**TASK INSTRUCTIONS:** Set down the records below in full, exactly as they read.

***

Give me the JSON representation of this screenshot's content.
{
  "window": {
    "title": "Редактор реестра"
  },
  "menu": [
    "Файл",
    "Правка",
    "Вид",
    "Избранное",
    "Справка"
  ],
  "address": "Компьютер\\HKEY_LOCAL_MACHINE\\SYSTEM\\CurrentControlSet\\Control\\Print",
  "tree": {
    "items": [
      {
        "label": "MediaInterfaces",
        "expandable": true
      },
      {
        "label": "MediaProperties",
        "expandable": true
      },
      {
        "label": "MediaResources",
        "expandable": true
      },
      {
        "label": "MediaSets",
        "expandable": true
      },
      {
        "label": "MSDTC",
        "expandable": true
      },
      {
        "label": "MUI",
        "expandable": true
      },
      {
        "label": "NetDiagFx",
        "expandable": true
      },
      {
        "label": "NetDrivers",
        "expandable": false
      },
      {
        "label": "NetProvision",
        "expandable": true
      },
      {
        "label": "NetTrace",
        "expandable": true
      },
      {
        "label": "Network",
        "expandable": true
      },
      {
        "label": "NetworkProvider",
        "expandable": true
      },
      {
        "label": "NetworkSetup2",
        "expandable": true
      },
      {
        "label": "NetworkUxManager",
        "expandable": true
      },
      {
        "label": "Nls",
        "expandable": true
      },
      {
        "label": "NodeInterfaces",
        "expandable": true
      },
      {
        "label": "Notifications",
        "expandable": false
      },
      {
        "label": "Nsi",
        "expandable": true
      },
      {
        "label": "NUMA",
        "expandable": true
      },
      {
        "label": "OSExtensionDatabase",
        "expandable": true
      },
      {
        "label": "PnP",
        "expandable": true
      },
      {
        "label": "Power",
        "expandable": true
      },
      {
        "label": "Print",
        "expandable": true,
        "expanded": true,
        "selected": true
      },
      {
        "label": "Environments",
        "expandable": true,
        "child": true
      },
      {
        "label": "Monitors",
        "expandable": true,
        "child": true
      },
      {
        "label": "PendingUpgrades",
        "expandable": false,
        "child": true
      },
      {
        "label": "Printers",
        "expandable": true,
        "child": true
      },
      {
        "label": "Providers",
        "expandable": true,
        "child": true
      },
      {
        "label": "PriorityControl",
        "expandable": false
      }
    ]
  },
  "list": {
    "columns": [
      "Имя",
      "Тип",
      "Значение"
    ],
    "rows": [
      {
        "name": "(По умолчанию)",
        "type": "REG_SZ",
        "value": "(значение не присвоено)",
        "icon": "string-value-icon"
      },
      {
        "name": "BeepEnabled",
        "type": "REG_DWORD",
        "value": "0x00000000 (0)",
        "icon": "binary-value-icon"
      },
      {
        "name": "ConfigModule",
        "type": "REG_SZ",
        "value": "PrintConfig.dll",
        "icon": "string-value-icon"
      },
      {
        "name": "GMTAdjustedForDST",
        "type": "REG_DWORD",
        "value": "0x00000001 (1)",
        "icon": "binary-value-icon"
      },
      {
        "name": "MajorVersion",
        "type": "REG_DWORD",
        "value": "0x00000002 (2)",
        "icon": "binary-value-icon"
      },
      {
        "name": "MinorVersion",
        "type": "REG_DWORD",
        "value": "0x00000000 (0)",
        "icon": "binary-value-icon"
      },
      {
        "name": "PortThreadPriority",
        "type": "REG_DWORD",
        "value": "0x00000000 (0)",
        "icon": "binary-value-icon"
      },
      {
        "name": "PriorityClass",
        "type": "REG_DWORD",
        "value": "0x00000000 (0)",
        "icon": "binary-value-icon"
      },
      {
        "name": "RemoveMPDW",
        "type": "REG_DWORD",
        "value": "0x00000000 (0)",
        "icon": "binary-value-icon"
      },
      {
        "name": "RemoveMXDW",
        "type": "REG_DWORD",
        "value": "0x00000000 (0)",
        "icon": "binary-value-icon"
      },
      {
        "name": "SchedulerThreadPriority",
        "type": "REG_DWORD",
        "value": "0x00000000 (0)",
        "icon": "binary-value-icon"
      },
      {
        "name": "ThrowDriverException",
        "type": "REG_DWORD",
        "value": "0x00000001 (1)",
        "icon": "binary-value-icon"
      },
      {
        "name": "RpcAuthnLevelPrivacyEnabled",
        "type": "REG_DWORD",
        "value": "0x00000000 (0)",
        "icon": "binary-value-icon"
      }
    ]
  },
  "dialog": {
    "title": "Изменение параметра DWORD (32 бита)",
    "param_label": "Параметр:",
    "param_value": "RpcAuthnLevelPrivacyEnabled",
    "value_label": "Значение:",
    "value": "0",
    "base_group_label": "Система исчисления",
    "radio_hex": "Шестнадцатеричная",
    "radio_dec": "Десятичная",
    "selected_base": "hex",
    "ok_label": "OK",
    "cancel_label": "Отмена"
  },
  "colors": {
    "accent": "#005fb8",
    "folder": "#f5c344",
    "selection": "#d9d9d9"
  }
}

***

**EXERCISE OUTPUT:**
Give me the JSON representation of this screenshot's content.
{
  "window": {
    "title": "Редактор реестра"
  },
  "menu": [
    "Файл",
    "Правка",
    "Вид",
    "Избранное",
    "Справка"
  ],
  "address": "Компьютер\\HKEY_LOCAL_MACHINE\\SYSTEM\\CurrentControlSet\\Control\\Print",
  "tree": {
    "items": [
      {
        "label": "MediaInterfaces",
        "expandable": true
      },
      {
        "label": "MediaProperties",
        "expandable": true
      },
      {
        "label": "MediaResources",
        "expandable": true
      },
      {
        "label": "MediaSets",
        "expandable": true
      },
      {
        "label": "MSDTC",
        "expandable": true
      },
      {
        "label": "MUI",
        "expandable": true
      },
      {
        "label": "NetDiagFx",
        "expandable": true
      },
      {
        "label": "NetDrivers",
        "expandable": false
      },
      {
        "label": "NetProvision",
        "expandable": true
      },
      {
        "label": "NetTrace",
        "expandable": true
      },
      {
        "label": "Network",
        "expandable": true
      },
      {
        "label": "NetworkProvider",
        "expandable": true
      },
      {
        "label": "NetworkSetup2",
        "expandable": true
      },
      {
        "label": "NetworkUxManager",
        "expandable": true
      },
      {
        "label": "Nls",
        "expandable": true
      },
      {
        "label": "NodeInterfaces",
        "expandable": true
      },
      {
        "label": "Notifications",
        "expandable": false
      },
      {
        "label": "Nsi",
        "expandable": true
      },
      {
        "label": "NUMA",
        "expandable": true
      },
      {
        "label": "OSExtensionDatabase",
        "expandable": true
      },
      {
        "label": "PnP",
        "expandable": true
      },
      {
        "label": "Power",
        "expandable": true
      },
      {
        "label": "Print",
        "expandable": true,
        "expanded": true,
        "selected": true
      },
      {
        "label": "Environments",
        "expandable": true,
        "child": true
      },
      {
        "label": "Monitors",
        "expandable": true,
        "child": true
      },
      {
        "label": "PendingUpgrades",
        "expandable": false,
        "child": true
      },
      {
        "label": "Printers",
        "expandable": true,
        "child": true
      },
      {
        "label": "Providers",
        "expandable": true,
        "child": true
      },
      {
        "label": "PriorityControl",
        "expandable": false
      }
    ]
  },
  "list": {
    "columns": [
      "Имя",
      "Тип",
      "Значение"
    ],
    "rows": [
      {
        "name": "(По умолчанию)",
        "type": "REG_SZ",
        "value": "(значение не присвоено)",
        "icon": "string-value-icon"
      },
      {
        "name": "BeepEnabled",
        "type": "REG_DWORD",
        "value": "0x00000000 (0)",
        "icon": "binary-value-icon"
      },
      {
        "name": "ConfigModule",
        "type": "REG_SZ",
        "value": "PrintConfig.dll",
        "icon": "string-value-icon"
      },
      {
        "name": "GMTAdjustedForDST",
        "type": "REG_DWORD",
        "value": "0x00000001 (1)",
        "icon": "binary-value-icon"
      },
      {
        "name": "MajorVersion",
        "type": "REG_DWORD",
        "value": "0x00000002 (2)",
        "icon": "binary-value-icon"
      },
      {
        "name": "MinorVersion",
        "type": "REG_DWORD",
        "value": "0x00000000 (0)",
        "icon": "binary-value-icon"
      },
      {
        "name": "PortThreadPriority",
        "type": "REG_DWORD",
        "value": "0x00000000 (0)",
        "icon": "binary-value-icon"
      },
      {
        "name": "PriorityClass",
        "type": "REG_DWORD",
        "value": "0x00000000 (0)",
        "icon": "binary-value-icon"
      },
      {
        "name": "RemoveMPDW",
        "type": "REG_DWORD",
        "value": "0x00000000 (0)",
        "icon": "binary-value-icon"
      },
      {
        "name": "RemoveMXDW",
        "type": "REG_DWORD",
        "value": "0x00000000 (0)",
        "icon": "binary-value-icon"
      },
      {
        "name": "SchedulerThreadPriority",
        "type": "REG_DWORD",
        "value": "0x00000000 (0)",
        "icon": "binary-value-icon"
      },
      {
        "name": "ThrowDriverException",
        "type": "REG_DWORD",
        "value": "0x00000001 (1)",
        "icon": "binary-value-icon"
      },
      {
        "name": "RpcAuthnLevelPrivacyEnabled",
        "type": "REG_DWORD",
        "value": "0x00000000 (0)",
        "icon": "binary-value-icon"
      }
    ]
  },
  "dialog": {
    "title": "Изменение параметра DWORD (32 бита)",
    "param_label": "Параметр:",
    "param_value": "RpcAuthnLevelPrivacyEnabled",
    "value_label": "Значение:",
    "value": "0",
    "base_group_label": "Система исчисления",
    "radio_hex": "Шестнадцатеричная",
    "radio_dec": "Десятичная",
    "selected_base": "hex",
    "ok_label": "OK",
    "cancel_label": "Отмена"
  },
  "colors": {
    "accent": "#005fb8",
    "folder": "#f5c344",
    "selection": "#d9d9d9"
  }
}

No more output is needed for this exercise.